She also spends a week there in June, when she attends Royal Ascot and the service of the Order of the Garter.
But a Royal spokesman told the Daily Mail the issue of night-time disruption at Windsor Castle was a ‘private matter for the Queen’.
The Department of Transport (DfT) hopes to divert 1,670 flights away from approaching over London and passing over Windsor Castle instead.
Under existing rules Heathrow is allowed 5,256 incoming scheduled night flights a year. There are also a small number of unscheduled departures which means Londoners have to put up with nearly 16 planes passing overhead every night.
The majority of incoming night flights – 72 per cent – approach Heathrow over the built-up boroughs of west London, with the remaining 28 per cent passing the Windsor area.
Night flights: More planes used by British Airways and other airlines will fly over Windsor under the proposals
But the (DfT) is now considering ordering pilots to approach from the west thereby avoiding the more heavily populated area, unless a tailwind of five knots or more makes this impractical.
This would increase the flights passing over Windsor from about 1,470 to about 3,150 every year.
The potential winners of this strategy are the 245,000 Londoners who claim they are affected by the noise.
John Stewart, chairman of the Hacan Clear-Skies group, which campaigns against aircraft noise, yesterday told the Daily Mail: ‘Many people in west London will clearly benefit if this change went ahead but it would be at the expense of many more sleepless nights for the people of Windsor.’
A (DfT) spokeswoman told the Daily Mail diverting the approach path for night flights was ‘just one option’ being examined.
She said: ‘The government recognises that noise disturbance from aircraft flying at night is the least acceptable impact of airport operation on local residents.
‘At this stage we are gathering evidence on what might be feasible and have taken no decisions yet on our preferences. We will be consulting on specific proposals later this year once we have assessed the evidence received from this consultation.’
Information on the Night Flights consultation, from HACAN
Government consultation released: still no night flight ban

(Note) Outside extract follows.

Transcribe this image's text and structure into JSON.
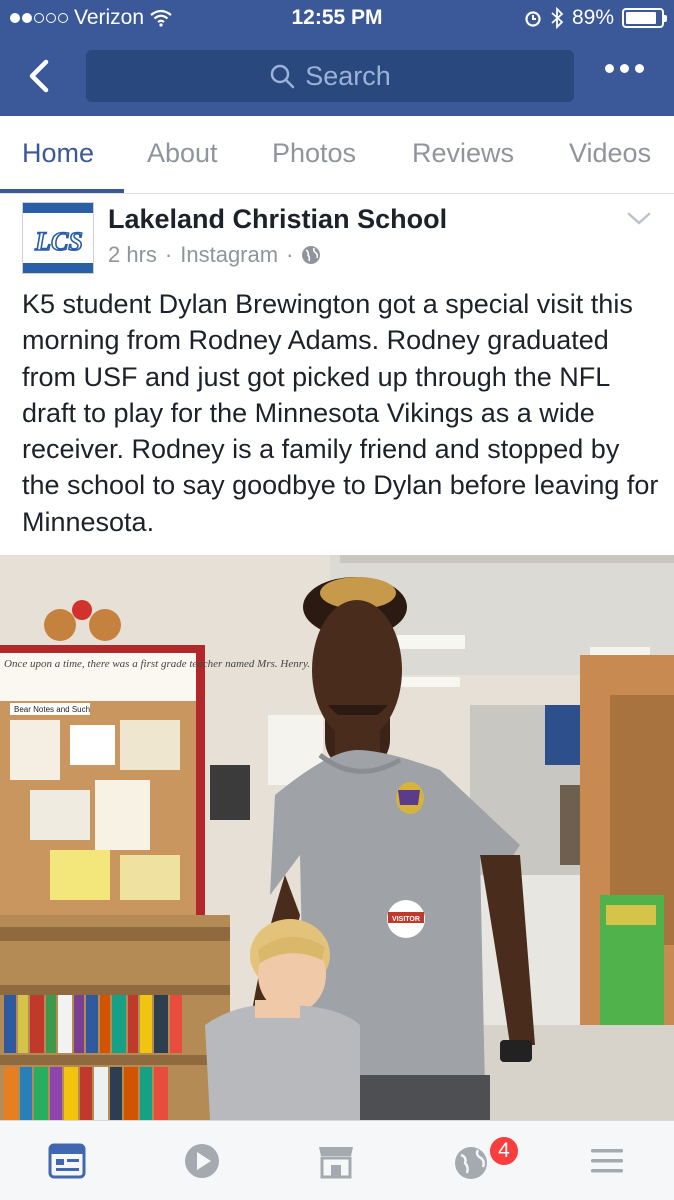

HACAN has expressed disappointment that the Government has still not committed itself to a night flight ban in its consultation on a new night flight regime at Heathrow, Stansted and Gatwick, released on 22nd January.
The MP for Maidenhead has weighed into the dispute over night flights from Heathrow.
11.3.2013 (Royal Borough Observer, covering Windsor and Maidenhead)
Theresa May MP has joined up with fellow Royal Borough MP Adam Afriyie (Windsor) in raising concerns about a proposal from the Department for Transport (DfT) about more night flights arriving from the west of the airport over Windsor and Maidenhead.
The proposal is outlined in a consultation document published by the DfT which would result in the number of night flights arriving at Heathrow from the west rising from 30% to 60%.
Mrs May said: “I have campaigned against any increase in night flights, so I am concerned about this proposal. This would represent a major shift and would result in an increase in aircraft arriving at night from the west, over the Maidenhead area.
“I am concerned about the effect this will have on local residents, who could not have anticipated this change when they bought their houses.”
Earlier in the week, Mr Afriyie said: “It’s clear that we must seek a reduction in night flights – so I’m both surprised and concerned at the latest proposals which look to permanently change the direction of night-time flights arriving into Heathrow.
“I would urge everyone to make their voices heard during the public consultation period. We must make those at Heathrow listen to the concerns of the people.”
The proposal is one consideration up for discussion in the consultation document.
Comments can be made on the consultation atwww.gov.uk/government/consultations/night-flights-consultation until April 22.